Stored data:

================================

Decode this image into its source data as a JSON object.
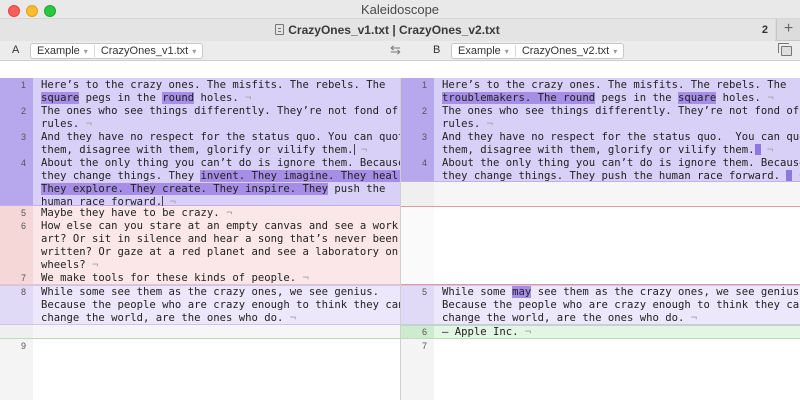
{
  "window": {
    "title": "Kaleidoscope"
  },
  "tab": {
    "title": "CrazyOnes_v1.txt | CrazyOnes_v2.txt",
    "count": "2",
    "add_label": "+"
  },
  "left": {
    "side": "A",
    "breadcrumb": [
      "Example",
      "CrazyOnes_v1.txt"
    ],
    "lines": [
      {
        "n": "1",
        "a": "Here’s to the crazy ones. The misfits. The rebels. The"
      },
      {
        "n": "",
        "b": "square",
        "c": " pegs in the ",
        "d": "round",
        "e": " holes. "
      },
      {
        "n": "2",
        "a": "The ones who see things differently. They’re not fond of"
      },
      {
        "n": "",
        "a": "rules."
      },
      {
        "n": "3",
        "a": "And they have no respect for the status quo. You can quote"
      },
      {
        "n": "",
        "a": "them, disagree with them, glorify or vilify them."
      },
      {
        "n": "4",
        "a": "About the only thing you can’t do is ignore them. Because"
      },
      {
        "n": "",
        "a": "they change things. They ",
        "b": "invent. They imagine. They heal."
      },
      {
        "n": "",
        "b": "They explore. They create. They inspire. They",
        "c": " push the"
      },
      {
        "n": "",
        "a": "human race forward."
      },
      {
        "n": "5",
        "a": "Maybe they have to be crazy. "
      },
      {
        "n": "6",
        "a": "How else can you stare at an empty canvas and see a work of"
      },
      {
        "n": "",
        "a": "art? Or sit in silence and hear a song that’s never been"
      },
      {
        "n": "",
        "a": "written? Or gaze at a red planet and see a laboratory on"
      },
      {
        "n": "",
        "a": "wheels? "
      },
      {
        "n": "7",
        "a": "We make tools for these kinds of people. "
      },
      {
        "n": "8",
        "a": "While some see them as the crazy ones, we see genius."
      },
      {
        "n": "",
        "a": "Because the people who are crazy enough to think they can"
      },
      {
        "n": "",
        "a": "change the world, are the ones who do. "
      },
      {
        "n": "9",
        "a": ""
      }
    ]
  },
  "right": {
    "side": "B",
    "breadcrumb": [
      "Example",
      "CrazyOnes_v2.txt"
    ],
    "lines": [
      {
        "n": "1",
        "a": "Here’s to the crazy ones. The misfits. The rebels. The"
      },
      {
        "n": "",
        "b": "troublemakers. The round",
        "c": " pegs in the ",
        "d": "square",
        "e": " holes. "
      },
      {
        "n": "2",
        "a": "The ones who see things differently. They’re not fond of"
      },
      {
        "n": "",
        "a": "rules."
      },
      {
        "n": "3",
        "a": "And they have no respect for the status quo.  You can quote"
      },
      {
        "n": "",
        "a": "them, disagree with them, glorify or vilify them."
      },
      {
        "n": "4",
        "a": "About the only thing you can’t do is ignore them. Because"
      },
      {
        "n": "",
        "a": "they change things. They push the human race forward. "
      },
      {
        "n": "5",
        "a": "While some ",
        "b": "may",
        "c": " see them as the crazy ones, we see genius."
      },
      {
        "n": "",
        "a": "Because the people who are crazy enough to think they can"
      },
      {
        "n": "",
        "a": "change the world, are the ones who do. "
      },
      {
        "n": "6",
        "a": "– Apple Inc. "
      },
      {
        "n": "7",
        "a": ""
      }
    ]
  },
  "pilcrow": "¬",
  "icons": {
    "swap": "swap-arrows-icon",
    "layout": "layout-icon",
    "document": "document-icon"
  }
}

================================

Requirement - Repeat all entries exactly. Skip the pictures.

Final answer -
Decode this image into its source data as a JSON object.
{
  "window": {
    "title": "Kaleidoscope"
  },
  "tab": {
    "title": "CrazyOnes_v1.txt | CrazyOnes_v2.txt",
    "count": "2",
    "add_label": "+"
  },
  "left": {
    "side": "A",
    "breadcrumb": [
      "Example",
      "CrazyOnes_v1.txt"
    ],
    "lines": [
      {
        "n": "1",
        "a": "Here’s to the crazy ones. The misfits. The rebels. The"
      },
      {
        "n": "",
        "b": "square",
        "c": " pegs in the ",
        "d": "round",
        "e": " holes. "
      },
      {
        "n": "2",
        "a": "The ones who see things differently. They’re not fond of"
      },
      {
        "n": "",
        "a": "rules."
      },
      {
        "n": "3",
        "a": "And they have no respect for the status quo. You can quote"
      },
      {
        "n": "",
        "a": "them, disagree with them, glorify or vilify them."
      },
      {
        "n": "4",
        "a": "About the only thing you can’t do is ignore them. Because"
      },
      {
        "n": "",
        "a": "they change things. They ",
        "b": "invent. They imagine. They heal."
      },
      {
        "n": "",
        "b": "They explore. They create. They inspire. They",
        "c": " push the"
      },
      {
        "n": "",
        "a": "human race forward."
      },
      {
        "n": "5",
        "a": "Maybe they have to be crazy. "
      },
      {
        "n": "6",
        "a": "How else can you stare at an empty canvas and see a work of"
      },
      {
        "n": "",
        "a": "art? Or sit in silence and hear a song that’s never been"
      },
      {
        "n": "",
        "a": "written? Or gaze at a red planet and see a laboratory on"
      },
      {
        "n": "",
        "a": "wheels? "
      },
      {
        "n": "7",
        "a": "We make tools for these kinds of people. "
      },
      {
        "n": "8",
        "a": "While some see them as the crazy ones, we see genius."
      },
      {
        "n": "",
        "a": "Because the people who are crazy enough to think they can"
      },
      {
        "n": "",
        "a": "change the world, are the ones who do. "
      },
      {
        "n": "9",
        "a": ""
      }
    ]
  },
  "right": {
    "side": "B",
    "breadcrumb": [
      "Example",
      "CrazyOnes_v2.txt"
    ],
    "lines": [
      {
        "n": "1",
        "a": "Here’s to the crazy ones. The misfits. The rebels. The"
      },
      {
        "n": "",
        "b": "troublemakers. The round",
        "c": " pegs in the ",
        "d": "square",
        "e": " holes. "
      },
      {
        "n": "2",
        "a": "The ones who see things differently. They’re not fond of"
      },
      {
        "n": "",
        "a": "rules."
      },
      {
        "n": "3",
        "a": "And they have no respect for the status quo.  You can quote"
      },
      {
        "n": "",
        "a": "them, disagree with them, glorify or vilify them."
      },
      {
        "n": "4",
        "a": "About the only thing you can’t do is ignore them. Because"
      },
      {
        "n": "",
        "a": "they change things. They push the human race forward. "
      },
      {
        "n": "5",
        "a": "While some ",
        "b": "may",
        "c": " see them as the crazy ones, we see genius."
      },
      {
        "n": "",
        "a": "Because the people who are crazy enough to think they can"
      },
      {
        "n": "",
        "a": "change the world, are the ones who do. "
      },
      {
        "n": "6",
        "a": "– Apple Inc. "
      },
      {
        "n": "7",
        "a": ""
      }
    ]
  },
  "pilcrow": "¬",
  "icons": {
    "swap": "swap-arrows-icon",
    "layout": "layout-icon",
    "document": "document-icon"
  }
}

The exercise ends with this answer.